(Excerpts from a dataset)
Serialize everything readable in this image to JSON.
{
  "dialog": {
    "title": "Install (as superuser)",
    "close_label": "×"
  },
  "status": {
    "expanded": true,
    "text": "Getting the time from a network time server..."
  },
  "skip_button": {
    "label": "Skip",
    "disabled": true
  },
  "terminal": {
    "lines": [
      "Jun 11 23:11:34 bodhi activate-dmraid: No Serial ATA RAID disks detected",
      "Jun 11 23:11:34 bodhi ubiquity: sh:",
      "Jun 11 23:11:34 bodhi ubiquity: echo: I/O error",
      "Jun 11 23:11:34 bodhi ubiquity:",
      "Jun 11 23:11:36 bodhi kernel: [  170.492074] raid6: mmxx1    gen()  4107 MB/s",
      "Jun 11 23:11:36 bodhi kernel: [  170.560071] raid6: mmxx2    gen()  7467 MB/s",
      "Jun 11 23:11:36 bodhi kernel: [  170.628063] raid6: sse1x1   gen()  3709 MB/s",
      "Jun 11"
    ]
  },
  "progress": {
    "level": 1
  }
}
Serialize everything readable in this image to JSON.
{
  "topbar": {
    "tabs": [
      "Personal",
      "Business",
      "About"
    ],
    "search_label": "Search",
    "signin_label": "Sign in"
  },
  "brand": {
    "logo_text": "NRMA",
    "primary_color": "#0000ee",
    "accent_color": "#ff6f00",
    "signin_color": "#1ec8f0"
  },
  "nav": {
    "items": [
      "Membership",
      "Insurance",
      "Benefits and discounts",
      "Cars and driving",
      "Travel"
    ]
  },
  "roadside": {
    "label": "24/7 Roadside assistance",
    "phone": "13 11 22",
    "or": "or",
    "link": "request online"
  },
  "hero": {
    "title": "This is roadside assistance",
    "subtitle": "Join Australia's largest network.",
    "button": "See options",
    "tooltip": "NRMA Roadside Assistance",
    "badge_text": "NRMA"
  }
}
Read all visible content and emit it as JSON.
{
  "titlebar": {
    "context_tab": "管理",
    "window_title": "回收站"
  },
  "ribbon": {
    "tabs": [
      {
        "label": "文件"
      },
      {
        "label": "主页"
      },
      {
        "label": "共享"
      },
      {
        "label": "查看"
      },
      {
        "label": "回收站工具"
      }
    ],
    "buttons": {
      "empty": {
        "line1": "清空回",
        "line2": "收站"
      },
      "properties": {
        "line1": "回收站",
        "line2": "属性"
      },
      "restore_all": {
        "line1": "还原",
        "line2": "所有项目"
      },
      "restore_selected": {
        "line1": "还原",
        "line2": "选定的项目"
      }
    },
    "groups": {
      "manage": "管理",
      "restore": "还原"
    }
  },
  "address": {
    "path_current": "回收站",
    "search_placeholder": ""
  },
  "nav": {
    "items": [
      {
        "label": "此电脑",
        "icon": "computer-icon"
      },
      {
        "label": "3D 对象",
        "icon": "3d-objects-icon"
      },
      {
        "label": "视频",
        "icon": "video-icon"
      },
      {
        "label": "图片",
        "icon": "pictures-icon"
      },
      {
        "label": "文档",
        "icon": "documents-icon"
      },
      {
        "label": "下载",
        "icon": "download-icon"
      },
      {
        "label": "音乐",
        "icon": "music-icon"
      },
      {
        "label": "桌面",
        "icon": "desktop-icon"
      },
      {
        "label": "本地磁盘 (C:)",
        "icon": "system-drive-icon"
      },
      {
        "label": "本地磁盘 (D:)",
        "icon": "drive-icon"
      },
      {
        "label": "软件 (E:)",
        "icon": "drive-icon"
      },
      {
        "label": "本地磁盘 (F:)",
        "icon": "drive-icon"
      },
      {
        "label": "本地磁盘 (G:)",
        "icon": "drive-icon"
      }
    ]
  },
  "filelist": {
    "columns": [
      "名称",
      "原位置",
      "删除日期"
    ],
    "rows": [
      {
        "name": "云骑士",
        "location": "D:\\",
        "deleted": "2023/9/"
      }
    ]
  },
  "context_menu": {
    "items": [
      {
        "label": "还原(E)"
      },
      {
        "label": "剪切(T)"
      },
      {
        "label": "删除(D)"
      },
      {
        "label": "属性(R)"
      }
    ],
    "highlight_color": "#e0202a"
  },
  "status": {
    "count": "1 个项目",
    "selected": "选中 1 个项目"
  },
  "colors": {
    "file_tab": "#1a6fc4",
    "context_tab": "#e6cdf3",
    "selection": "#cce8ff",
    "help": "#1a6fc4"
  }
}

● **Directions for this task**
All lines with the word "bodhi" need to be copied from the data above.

● **Result of the exercise**
      "Jun 11 23:11:34 bodhi activate-dmraid: No Serial ATA RAID disks detected",
      "Jun 11 23:11:34 bodhi ubiquity: sh:",
      "Jun 11 23:11:34 bodhi ubiquity: echo: I/O error",
      "Jun 11 23:11:34 bodhi ubiquity:",
      "Jun 11 23:11:36 bodhi kernel: [  170.492074] raid6: mmxx1    gen()  4107 MB/s",
      "Jun 11 23:11:36 bodhi kernel: [  170.560071] raid6: mmxx2    gen()  7467 MB/s",
      "Jun 11 23:11:36 bodhi kernel: [  170.628063] raid6: sse1x1   gen()  3709 MB/s",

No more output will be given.